Weissbrod found that when first making the masks, it was difficult to get a good seal around the face, and the plastic didn’t conform to different facial features. To combat this obstacle, she worked alongside Melissa Bradshaw, senior program manager for USU Operations with HJF, to create a 3D- printed mold into which they could pour silicone to create a gasket. This gasket was custom-made for the face mask base that was dual-purposed, creating a comfortable fit for the wearer and, most importantly, maintaining an air-tight seal against the face. The pliability of the gasket also provides the face mask an almost universal fit, accounting for a variety of human facial structures. 

This gasket model is available on the NIH 3D Print Exchange to use with the mask base, if desired. The Exchange is also a sharing site for 3D printable models and provides models in formats that are readily compatible with 3D printers. It provides a common space where scientists, clinicians, and the public can create, share, and download 3D printable models. 

“The models we uploaded were for noncommercial use because we want people to be able to use them for free,” Weissbrod added. “Anyone with a 3D printer can download, print, and use the face mask (or headband and gasket models). It’s rewarding when you finally get an item printed, assembled, and have a fully working product to wear and know that it’s safe because it was fit-tested.”

After several iterations, the face masks passed a quantitative fit-test at Walter Reed National Military
Medical Center, an important step in the process.  They were fit-tested using a machine that assesses how well a respirator (face mask) fits by detecting the amount of air that enters the mask. Many other hospitals also utilize test machines like this one to ensure that their staff have properly fitting N95 masks.  

“We created a bunch of face masks and shields,” Weissbrod explained. “We also provided masks and face shields to anyone who could use them, like the Forest Glen Annex Police Office. On a very small scale, these face shields and masks have even been sent to military bases and frontline workers all over the country.”

There have been many requests for 3D face shield headbands. Many of them are used by USU students at the Sim Center and at multidisciplinary laboratories, as well as by staff, patients, and faculty. They are available for everyone to use. The headband for the face shield was modified from another available online model and that model has been used by people all over the world, but the original model is still available.

“We simply modified it for our use so a three-hole punch can be utilized with a shield to fit the headband,” she said.

There’s a lot of research involved in 3D printing to see what works and what doesn’t. Research will continue on these models and others so that users will have a better idea of the efficacy of these products. Weissbrod hopes that she can continue researching and producing items. “We’ll have a base knowledge that we can start with and know at what level these products are appropriately used and then how we can perhaps use them going forward.

“There are a lot of talented people out there in the world who could be great assets in developing and creating products for use.

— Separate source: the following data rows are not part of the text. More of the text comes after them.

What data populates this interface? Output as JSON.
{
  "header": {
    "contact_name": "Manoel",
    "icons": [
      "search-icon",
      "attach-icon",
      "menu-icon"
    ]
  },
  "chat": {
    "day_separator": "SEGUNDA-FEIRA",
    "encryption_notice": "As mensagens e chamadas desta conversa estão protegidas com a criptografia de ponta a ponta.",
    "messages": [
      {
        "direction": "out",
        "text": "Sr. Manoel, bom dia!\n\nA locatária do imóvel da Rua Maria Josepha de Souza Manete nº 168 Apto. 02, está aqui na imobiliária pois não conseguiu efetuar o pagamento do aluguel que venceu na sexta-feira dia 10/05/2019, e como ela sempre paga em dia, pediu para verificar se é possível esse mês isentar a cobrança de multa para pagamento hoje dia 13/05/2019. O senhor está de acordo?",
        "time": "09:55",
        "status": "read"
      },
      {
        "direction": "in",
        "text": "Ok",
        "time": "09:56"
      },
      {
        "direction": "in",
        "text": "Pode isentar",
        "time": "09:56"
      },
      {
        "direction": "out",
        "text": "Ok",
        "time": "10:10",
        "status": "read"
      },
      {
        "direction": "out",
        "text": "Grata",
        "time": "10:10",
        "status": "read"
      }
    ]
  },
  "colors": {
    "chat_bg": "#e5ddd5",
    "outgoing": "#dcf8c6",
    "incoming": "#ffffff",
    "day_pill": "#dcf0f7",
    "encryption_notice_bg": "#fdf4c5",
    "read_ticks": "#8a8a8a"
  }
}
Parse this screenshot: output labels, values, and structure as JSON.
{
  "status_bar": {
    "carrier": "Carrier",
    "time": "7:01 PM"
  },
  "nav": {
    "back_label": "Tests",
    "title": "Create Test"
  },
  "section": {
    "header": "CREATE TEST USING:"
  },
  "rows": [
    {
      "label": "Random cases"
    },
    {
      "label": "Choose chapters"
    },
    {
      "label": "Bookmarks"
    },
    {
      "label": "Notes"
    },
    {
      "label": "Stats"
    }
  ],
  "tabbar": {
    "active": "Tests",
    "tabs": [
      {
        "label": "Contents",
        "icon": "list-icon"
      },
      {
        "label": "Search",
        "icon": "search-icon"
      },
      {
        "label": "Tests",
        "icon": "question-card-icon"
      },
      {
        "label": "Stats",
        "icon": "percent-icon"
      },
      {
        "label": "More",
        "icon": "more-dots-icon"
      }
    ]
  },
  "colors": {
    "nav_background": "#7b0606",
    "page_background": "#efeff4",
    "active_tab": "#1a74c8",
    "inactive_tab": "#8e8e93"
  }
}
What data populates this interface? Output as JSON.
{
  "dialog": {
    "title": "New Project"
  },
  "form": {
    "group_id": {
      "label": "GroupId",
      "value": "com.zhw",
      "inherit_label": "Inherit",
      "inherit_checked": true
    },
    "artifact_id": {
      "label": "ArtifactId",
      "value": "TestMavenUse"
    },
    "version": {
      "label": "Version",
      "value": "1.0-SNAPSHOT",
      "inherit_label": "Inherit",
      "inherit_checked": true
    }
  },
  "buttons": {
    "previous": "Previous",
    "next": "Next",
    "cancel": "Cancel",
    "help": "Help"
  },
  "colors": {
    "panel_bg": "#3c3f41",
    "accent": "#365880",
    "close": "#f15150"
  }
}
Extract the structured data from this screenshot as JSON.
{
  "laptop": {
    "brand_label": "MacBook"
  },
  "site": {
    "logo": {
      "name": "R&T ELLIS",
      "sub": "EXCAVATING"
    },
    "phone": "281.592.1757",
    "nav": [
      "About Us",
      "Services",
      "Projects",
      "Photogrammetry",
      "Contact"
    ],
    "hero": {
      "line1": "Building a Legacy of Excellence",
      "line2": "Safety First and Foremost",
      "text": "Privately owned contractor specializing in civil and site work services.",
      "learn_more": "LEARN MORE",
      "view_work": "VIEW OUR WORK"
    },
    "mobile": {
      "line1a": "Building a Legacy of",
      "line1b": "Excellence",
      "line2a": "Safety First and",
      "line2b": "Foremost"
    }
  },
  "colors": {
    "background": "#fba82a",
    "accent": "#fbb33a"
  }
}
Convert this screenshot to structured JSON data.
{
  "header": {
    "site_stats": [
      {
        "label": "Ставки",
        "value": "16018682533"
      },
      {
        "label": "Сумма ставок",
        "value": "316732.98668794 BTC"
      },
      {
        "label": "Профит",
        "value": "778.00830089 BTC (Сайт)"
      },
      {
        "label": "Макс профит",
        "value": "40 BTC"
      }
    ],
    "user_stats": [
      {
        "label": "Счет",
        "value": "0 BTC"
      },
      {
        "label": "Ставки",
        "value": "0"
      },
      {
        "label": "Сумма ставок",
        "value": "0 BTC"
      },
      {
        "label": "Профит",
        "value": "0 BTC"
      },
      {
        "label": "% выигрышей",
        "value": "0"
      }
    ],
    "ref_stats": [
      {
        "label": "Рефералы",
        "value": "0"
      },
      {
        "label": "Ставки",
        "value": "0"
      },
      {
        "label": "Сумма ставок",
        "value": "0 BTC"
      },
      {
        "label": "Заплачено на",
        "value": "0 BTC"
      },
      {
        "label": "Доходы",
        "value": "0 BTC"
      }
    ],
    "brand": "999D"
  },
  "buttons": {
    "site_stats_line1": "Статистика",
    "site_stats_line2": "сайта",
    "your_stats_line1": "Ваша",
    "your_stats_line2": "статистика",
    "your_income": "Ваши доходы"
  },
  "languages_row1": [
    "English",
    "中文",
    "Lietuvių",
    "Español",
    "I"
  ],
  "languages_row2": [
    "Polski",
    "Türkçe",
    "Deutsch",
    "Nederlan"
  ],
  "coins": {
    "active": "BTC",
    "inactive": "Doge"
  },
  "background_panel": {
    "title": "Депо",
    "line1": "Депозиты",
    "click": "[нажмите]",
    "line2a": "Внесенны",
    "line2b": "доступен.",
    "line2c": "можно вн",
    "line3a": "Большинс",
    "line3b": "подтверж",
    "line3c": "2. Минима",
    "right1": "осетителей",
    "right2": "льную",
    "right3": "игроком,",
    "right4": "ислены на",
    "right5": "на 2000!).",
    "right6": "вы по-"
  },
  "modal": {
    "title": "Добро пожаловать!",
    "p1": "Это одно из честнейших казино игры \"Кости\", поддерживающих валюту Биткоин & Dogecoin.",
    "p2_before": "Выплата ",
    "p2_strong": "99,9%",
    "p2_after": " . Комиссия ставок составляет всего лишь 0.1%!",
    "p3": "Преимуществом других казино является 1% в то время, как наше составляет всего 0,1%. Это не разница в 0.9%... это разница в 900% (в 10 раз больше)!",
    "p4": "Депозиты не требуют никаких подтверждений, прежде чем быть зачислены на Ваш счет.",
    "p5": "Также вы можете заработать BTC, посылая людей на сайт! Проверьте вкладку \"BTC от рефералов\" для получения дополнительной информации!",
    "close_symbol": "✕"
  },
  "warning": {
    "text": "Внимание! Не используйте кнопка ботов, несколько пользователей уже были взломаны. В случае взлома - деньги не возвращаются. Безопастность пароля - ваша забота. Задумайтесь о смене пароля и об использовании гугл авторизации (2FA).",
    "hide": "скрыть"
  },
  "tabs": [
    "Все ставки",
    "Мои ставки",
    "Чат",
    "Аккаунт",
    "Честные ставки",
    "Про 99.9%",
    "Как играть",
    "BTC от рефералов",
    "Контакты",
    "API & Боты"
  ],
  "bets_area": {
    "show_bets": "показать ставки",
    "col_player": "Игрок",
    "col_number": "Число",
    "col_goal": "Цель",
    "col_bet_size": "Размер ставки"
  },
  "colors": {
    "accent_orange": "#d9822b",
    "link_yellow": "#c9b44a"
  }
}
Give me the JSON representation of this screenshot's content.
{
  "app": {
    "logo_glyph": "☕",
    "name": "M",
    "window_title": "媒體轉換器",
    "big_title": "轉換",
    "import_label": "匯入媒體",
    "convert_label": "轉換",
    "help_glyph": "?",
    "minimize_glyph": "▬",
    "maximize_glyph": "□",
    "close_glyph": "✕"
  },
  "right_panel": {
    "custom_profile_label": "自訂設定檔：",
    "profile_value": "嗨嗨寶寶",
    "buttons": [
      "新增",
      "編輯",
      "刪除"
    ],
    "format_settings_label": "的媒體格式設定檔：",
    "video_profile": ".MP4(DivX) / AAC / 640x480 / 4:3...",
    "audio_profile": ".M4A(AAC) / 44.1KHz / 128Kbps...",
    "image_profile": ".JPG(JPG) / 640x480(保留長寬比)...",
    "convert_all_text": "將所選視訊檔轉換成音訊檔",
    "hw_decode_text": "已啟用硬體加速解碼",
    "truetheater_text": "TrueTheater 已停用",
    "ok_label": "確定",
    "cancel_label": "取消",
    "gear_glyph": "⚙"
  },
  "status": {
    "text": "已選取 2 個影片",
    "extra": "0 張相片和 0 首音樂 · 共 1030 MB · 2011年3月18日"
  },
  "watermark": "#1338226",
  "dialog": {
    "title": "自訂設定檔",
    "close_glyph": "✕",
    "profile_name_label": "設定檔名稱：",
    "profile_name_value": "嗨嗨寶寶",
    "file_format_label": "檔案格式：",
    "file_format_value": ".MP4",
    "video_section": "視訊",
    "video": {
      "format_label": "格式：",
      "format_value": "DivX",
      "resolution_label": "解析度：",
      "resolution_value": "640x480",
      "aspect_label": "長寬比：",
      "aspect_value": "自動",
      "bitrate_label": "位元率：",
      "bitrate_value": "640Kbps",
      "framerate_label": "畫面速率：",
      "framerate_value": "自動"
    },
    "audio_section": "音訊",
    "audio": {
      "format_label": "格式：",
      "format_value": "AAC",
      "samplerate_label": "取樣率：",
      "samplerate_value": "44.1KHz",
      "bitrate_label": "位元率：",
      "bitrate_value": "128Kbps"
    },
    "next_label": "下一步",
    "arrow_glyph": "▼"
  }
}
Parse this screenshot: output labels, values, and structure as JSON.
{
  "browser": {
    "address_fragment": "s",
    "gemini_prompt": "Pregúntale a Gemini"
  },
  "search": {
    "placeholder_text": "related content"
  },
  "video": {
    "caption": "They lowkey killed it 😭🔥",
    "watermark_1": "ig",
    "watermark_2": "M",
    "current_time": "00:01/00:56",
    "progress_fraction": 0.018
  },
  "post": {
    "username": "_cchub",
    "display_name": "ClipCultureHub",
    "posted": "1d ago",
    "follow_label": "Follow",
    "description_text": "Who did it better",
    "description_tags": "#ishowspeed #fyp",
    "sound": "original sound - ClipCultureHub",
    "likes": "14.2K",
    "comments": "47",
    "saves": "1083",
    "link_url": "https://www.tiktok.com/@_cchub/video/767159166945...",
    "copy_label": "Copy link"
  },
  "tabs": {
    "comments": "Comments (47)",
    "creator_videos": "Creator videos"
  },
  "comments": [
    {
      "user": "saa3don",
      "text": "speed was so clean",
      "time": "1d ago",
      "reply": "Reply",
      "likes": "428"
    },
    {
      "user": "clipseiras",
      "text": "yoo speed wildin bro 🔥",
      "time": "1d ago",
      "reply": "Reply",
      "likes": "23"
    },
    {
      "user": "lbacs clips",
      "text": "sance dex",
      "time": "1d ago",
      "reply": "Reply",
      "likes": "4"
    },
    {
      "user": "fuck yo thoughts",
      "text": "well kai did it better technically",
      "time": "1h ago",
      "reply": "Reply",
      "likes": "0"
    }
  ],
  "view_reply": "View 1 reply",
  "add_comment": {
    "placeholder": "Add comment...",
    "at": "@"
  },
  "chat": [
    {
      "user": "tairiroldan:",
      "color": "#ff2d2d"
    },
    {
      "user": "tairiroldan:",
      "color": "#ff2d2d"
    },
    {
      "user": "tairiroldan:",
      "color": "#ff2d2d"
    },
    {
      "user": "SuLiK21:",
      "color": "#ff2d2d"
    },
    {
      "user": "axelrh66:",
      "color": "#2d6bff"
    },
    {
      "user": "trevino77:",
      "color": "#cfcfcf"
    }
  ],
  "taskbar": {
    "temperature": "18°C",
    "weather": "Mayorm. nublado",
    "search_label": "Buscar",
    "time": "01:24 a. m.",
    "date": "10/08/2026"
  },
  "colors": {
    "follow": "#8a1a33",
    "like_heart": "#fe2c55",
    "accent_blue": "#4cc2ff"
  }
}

Already, they’re providing many different solutions to the challenges posed by the COVID-19 pandemic,” she said. “It’s very exciting to participate in and watch this growth.”